As a child in Poland in the 1950s, my mother lived squeezed into a single room in the centre of Krakow, with her father, brother, aunt, uncle, cousins and grandparents, down the corridor from a communist party member who would inform on his neighbours.
At the other end of the corridor lived a young man who one afternoon was found by the children dead, hanging from his curtain pole.
Every so often my mother’s father would be put in prison – a barrister and member of the Polish Home Army (AK) who fought the Germans during WWII, he was considered a liability by the authorities.

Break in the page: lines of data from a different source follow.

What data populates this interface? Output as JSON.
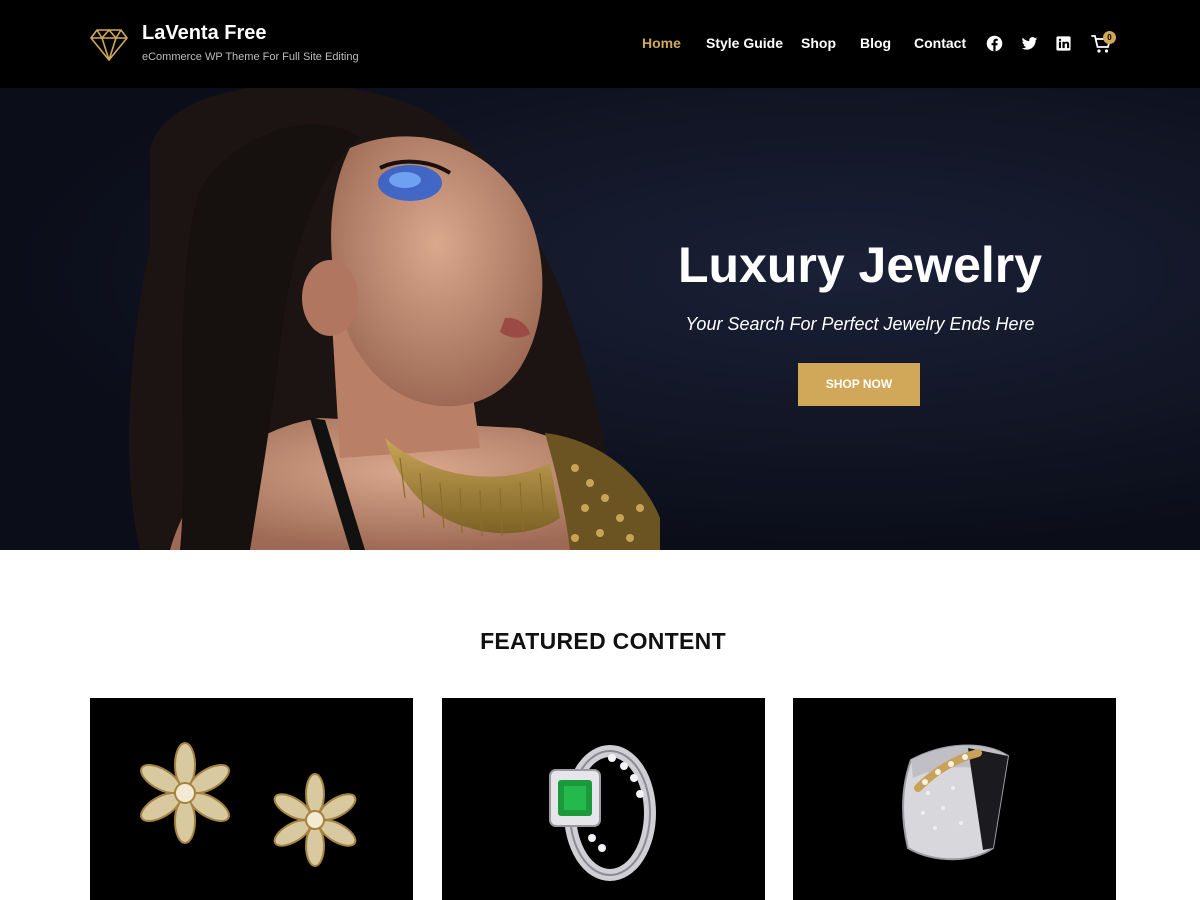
{
  "header": {
    "site_title": "LaVenta Free",
    "tagline": "eCommerce WP Theme For Full Site Editing",
    "logo_icon": "diamond-icon",
    "nav": [
      {
        "label": "Home",
        "active": true
      },
      {
        "label": "Style Guide",
        "active": false
      },
      {
        "label": "Shop",
        "active": false
      },
      {
        "label": "Blog",
        "active": false
      },
      {
        "label": "Contact",
        "active": false
      }
    ],
    "social_icons": [
      "facebook-icon",
      "twitter-icon",
      "linkedin-icon"
    ],
    "cart": {
      "icon": "cart-icon",
      "count": "0"
    }
  },
  "hero": {
    "title": "Luxury Jewelry",
    "subtitle": "Your Search For Perfect Jewelry Ends Here",
    "button_label": "SHOP NOW"
  },
  "featured": {
    "heading": "FEATURED CONTENT",
    "cards": [
      {
        "image": "gold-flower-earrings"
      },
      {
        "image": "emerald-diamond-ring"
      },
      {
        "image": "diamond-bracelet"
      }
    ]
  },
  "colors": {
    "accent": "#d1a85a",
    "header_bg": "#000000",
    "text_dark": "#111111"
  }
}
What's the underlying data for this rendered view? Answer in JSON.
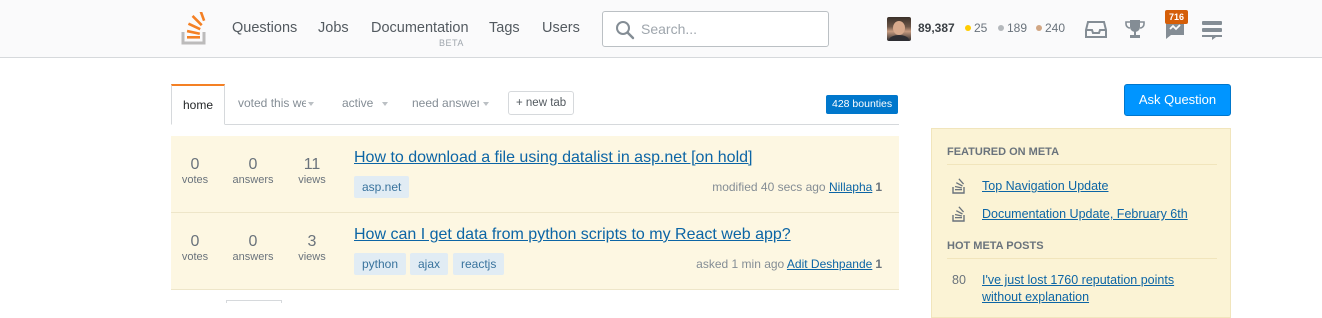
{
  "nav": {
    "items": [
      {
        "label": "Questions"
      },
      {
        "label": "Jobs"
      },
      {
        "label": "Documentation"
      },
      {
        "label": "Tags"
      },
      {
        "label": "Users"
      }
    ],
    "documentation_badge": "BETA"
  },
  "search": {
    "placeholder": "Search...",
    "icon": "search-icon"
  },
  "user": {
    "reputation": "89,387",
    "gold": "25",
    "silver": "189",
    "bronze": "240",
    "colors": {
      "gold": "#ffcc01",
      "silver": "#b4b8bc",
      "bronze": "#d1a684"
    }
  },
  "topbar_icons": [
    "inbox-icon",
    "trophy-icon",
    "review-icon",
    "site-switcher-icon"
  ],
  "review_count": "716",
  "tabs": {
    "items": [
      {
        "label": "home",
        "active": true
      },
      {
        "label": "voted this week"
      },
      {
        "label": "active"
      },
      {
        "label": "need answers"
      }
    ],
    "new_tab": "+ new tab",
    "bounties": "428 bounties"
  },
  "questions": [
    {
      "votes": "0",
      "votes_label": "votes",
      "answers": "0",
      "answers_label": "answers",
      "views": "11",
      "views_label": "views",
      "title": "How to download a file using datalist in asp.net [on hold]",
      "tags": [
        "asp.net"
      ],
      "action": "modified 40 secs ago",
      "user": "Nillapha",
      "user_rep": "1"
    },
    {
      "votes": "0",
      "votes_label": "votes",
      "answers": "0",
      "answers_label": "answers",
      "views": "3",
      "views_label": "views",
      "title": "How can I get data from python scripts to my React web app?",
      "tags": [
        "python",
        "ajax",
        "reactjs"
      ],
      "action": "asked 1 min ago",
      "user": "Adit Deshpande",
      "user_rep": "1"
    }
  ],
  "sidebar": {
    "ask_button": "Ask Question",
    "featured_heading": "FEATURED ON META",
    "featured": [
      {
        "label": "Top Navigation Update"
      },
      {
        "label": "Documentation Update, February 6th"
      }
    ],
    "hot_heading": "HOT META POSTS",
    "hot": [
      {
        "score": "80",
        "label": "I've just lost 1760 reputation points without explanation"
      }
    ]
  },
  "colors": {
    "accent": "#f48024",
    "link": "#0c65a5",
    "button": "#0095ff",
    "tag_bg": "#e1ecf4",
    "question_bg": "#fdf7e2"
  }
}
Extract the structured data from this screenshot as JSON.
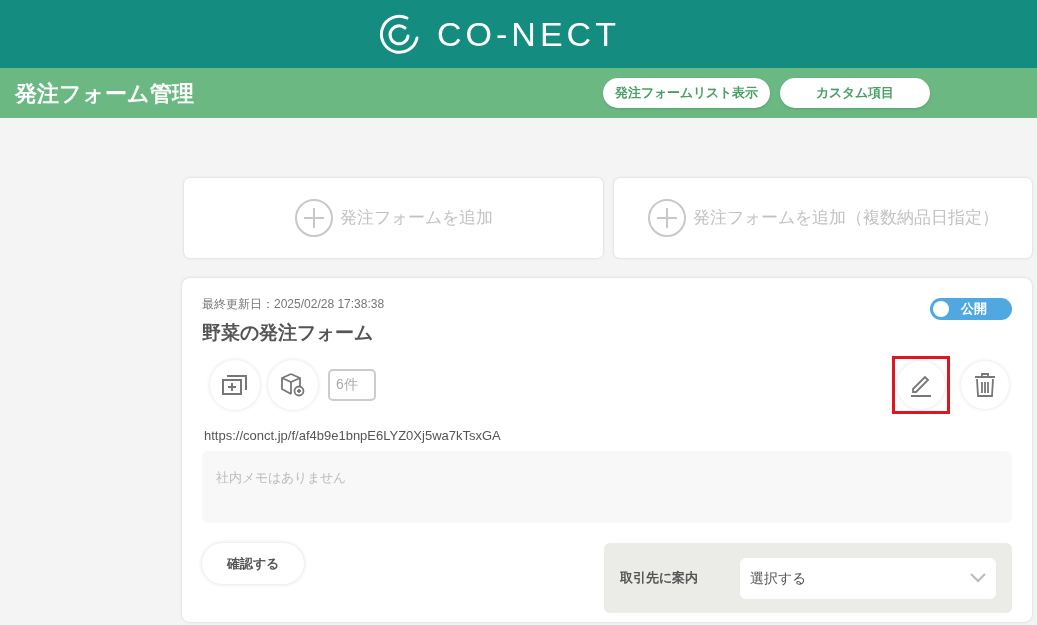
{
  "header": {
    "logo_text": "CO-NECT"
  },
  "page_bar": {
    "title": "発注フォーム管理",
    "buttons": [
      "発注フォームリスト表示",
      "カスタム項目"
    ]
  },
  "add_cards": [
    "発注フォームを追加",
    "発注フォームを追加（複数納品日指定）"
  ],
  "form_card": {
    "updated": "最終更新日：2025/02/28 17:38:38",
    "title": "野菜の発注フォーム",
    "published": true,
    "publish_label": "公開",
    "item_count": "6件",
    "actions": [
      {
        "kind": "edit",
        "highlighted": true
      },
      {
        "kind": "delete",
        "highlighted": false
      }
    ],
    "url": "https://conct.jp/f/af4b9e1bnpE6LYZ0Xj5wa7kTsxGA",
    "memo_placeholder": "社内メモはありません",
    "confirm_button": "確認する",
    "guide_label": "取引先に案内",
    "guide_select": "選択する"
  }
}
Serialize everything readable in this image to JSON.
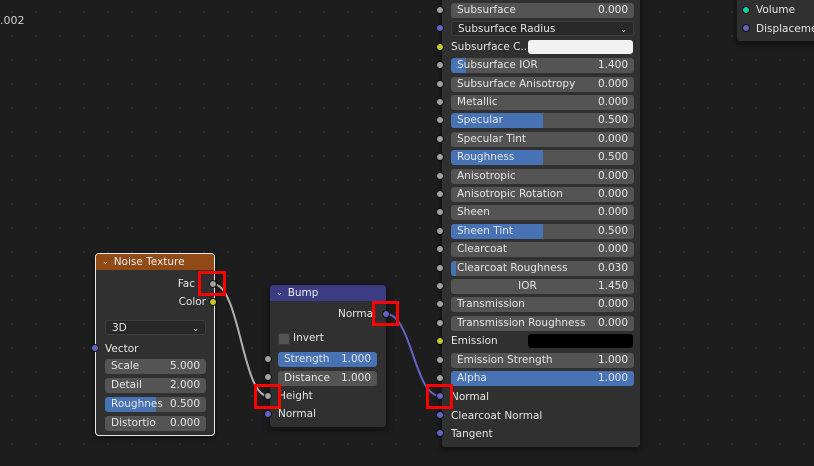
{
  "corner_text": ".002",
  "colors": {
    "noise_header": "#8f4a16",
    "bump_header": "#3c3c84",
    "accent": "#4772b3"
  },
  "noise": {
    "title": "Noise Texture",
    "out_fac": "Fac",
    "out_color": "Color",
    "dimension": "3D",
    "in_vector": "Vector",
    "fields": [
      {
        "label": "Scale",
        "value": "5.000"
      },
      {
        "label": "Detail",
        "value": "2.000"
      },
      {
        "label": "Roughnes",
        "value": "0.500",
        "fill": 0.5
      },
      {
        "label": "Distortio",
        "value": "0.000"
      }
    ]
  },
  "bump": {
    "title": "Bump",
    "out_normal": "Normal",
    "invert": "Invert",
    "fields": [
      {
        "label": "Strength",
        "value": "1.000",
        "fill": 1.0
      },
      {
        "label": "Distance",
        "value": "1.000"
      }
    ],
    "in_height": "Height",
    "in_normal": "Normal"
  },
  "bsdf": {
    "rows": [
      {
        "label": "Subsurface",
        "value": "0.000"
      },
      {
        "label": "Subsurface Radius",
        "type": "dropdown"
      },
      {
        "label": "Subsurface C...",
        "type": "color",
        "color": "#f2f2f2"
      },
      {
        "label": "Subsurface IOR",
        "value": "1.400",
        "fill": 0.08
      },
      {
        "label": "Subsurface Anisotropy",
        "value": "0.000"
      },
      {
        "label": "Metallic",
        "value": "0.000"
      },
      {
        "label": "Specular",
        "value": "0.500",
        "fill": 0.5
      },
      {
        "label": "Specular Tint",
        "value": "0.000"
      },
      {
        "label": "Roughness",
        "value": "0.500",
        "fill": 0.5
      },
      {
        "label": "Anisotropic",
        "value": "0.000"
      },
      {
        "label": "Anisotropic Rotation",
        "value": "0.000"
      },
      {
        "label": "Sheen",
        "value": "0.000"
      },
      {
        "label": "Sheen Tint",
        "value": "0.500",
        "fill": 0.5
      },
      {
        "label": "Clearcoat",
        "value": "0.000"
      },
      {
        "label": "Clearcoat Roughness",
        "value": "0.030",
        "fill": 0.03
      },
      {
        "label": "IOR",
        "value": "1.450",
        "centered": true
      },
      {
        "label": "Transmission",
        "value": "0.000"
      },
      {
        "label": "Transmission Roughness",
        "value": "0.000"
      },
      {
        "label": "Emission",
        "type": "color",
        "color": "#000000"
      },
      {
        "label": "Emission Strength",
        "value": "1.000"
      },
      {
        "label": "Alpha",
        "value": "1.000",
        "fill": 1.0
      }
    ],
    "in_normal": "Normal",
    "in_clearcoat_normal": "Clearcoat Normal",
    "in_tangent": "Tangent"
  },
  "output": {
    "volume": "Volume",
    "displacement": "Displacement"
  }
}
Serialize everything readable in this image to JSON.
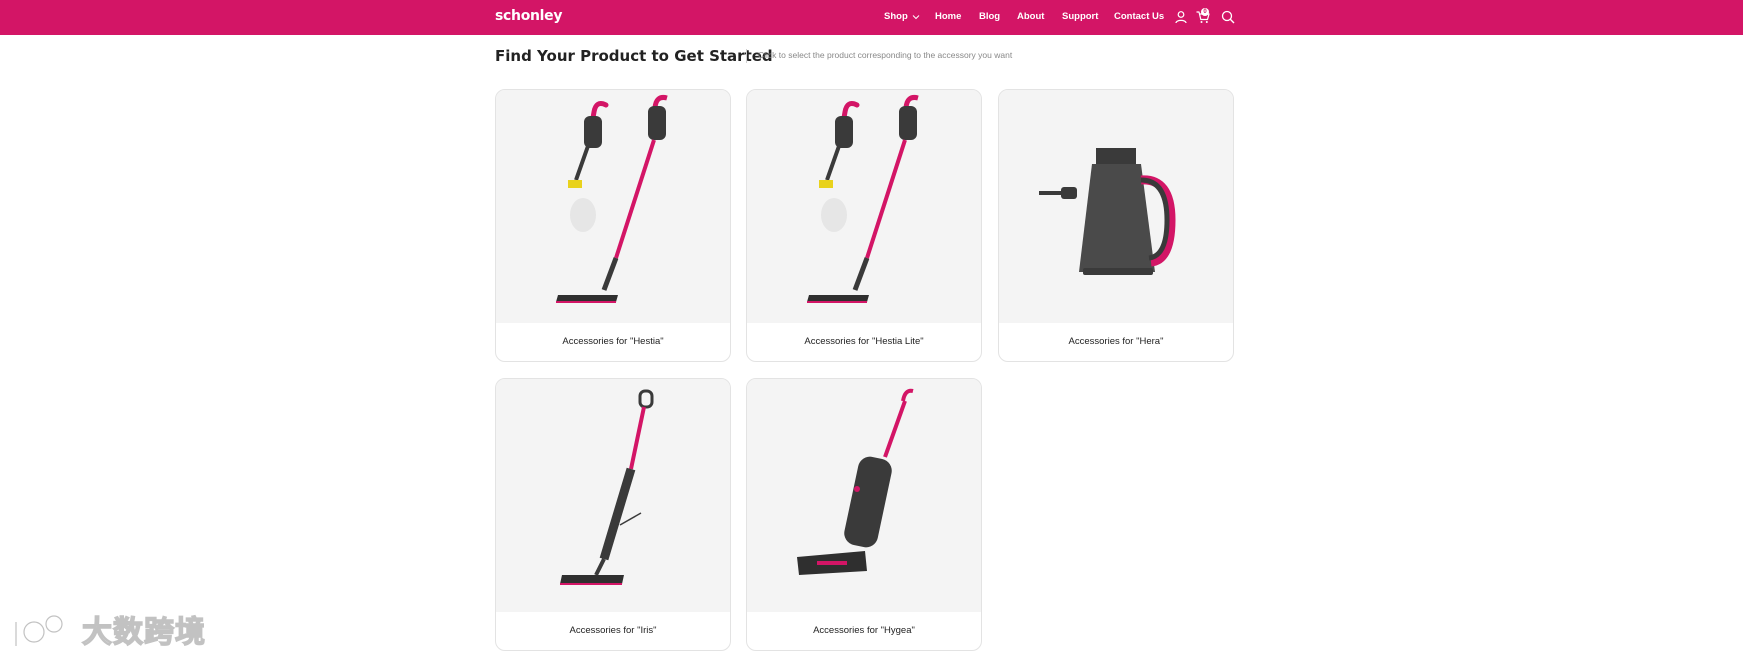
{
  "header": {
    "logo": "schonley",
    "nav": [
      "Shop",
      "Home",
      "Blog",
      "About",
      "Support",
      "Contact Us"
    ],
    "cart_count": "0"
  },
  "main": {
    "title": "Find Your Product to Get Started",
    "subtitle": "Click to select the product corresponding to the accessory you want",
    "products": [
      {
        "label": "Accessories for \"Hestia\""
      },
      {
        "label": "Accessories for \"Hestia Lite\""
      },
      {
        "label": "Accessories for \"Hera\""
      },
      {
        "label": "Accessories for \"Iris\""
      },
      {
        "label": "Accessories for \"Hygea\""
      }
    ]
  },
  "watermark": {
    "text": "大数跨境"
  },
  "colors": {
    "brand": "#d31566",
    "card_bg": "#f4f4f4"
  },
  "icons": [
    "user-icon",
    "cart-icon",
    "search-icon",
    "chevron-down-icon"
  ]
}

One day, my mother was expelled from her school for singing the national anthem.
My mother’s mother doesn’t feature in the family stories very much because, unable to cope in the political climate (her entire family, excluding herself and her sister, were murdered by the Ukrainians when she was still a child, and she was later put in a psychiatric hospital after it was discovered she too was in…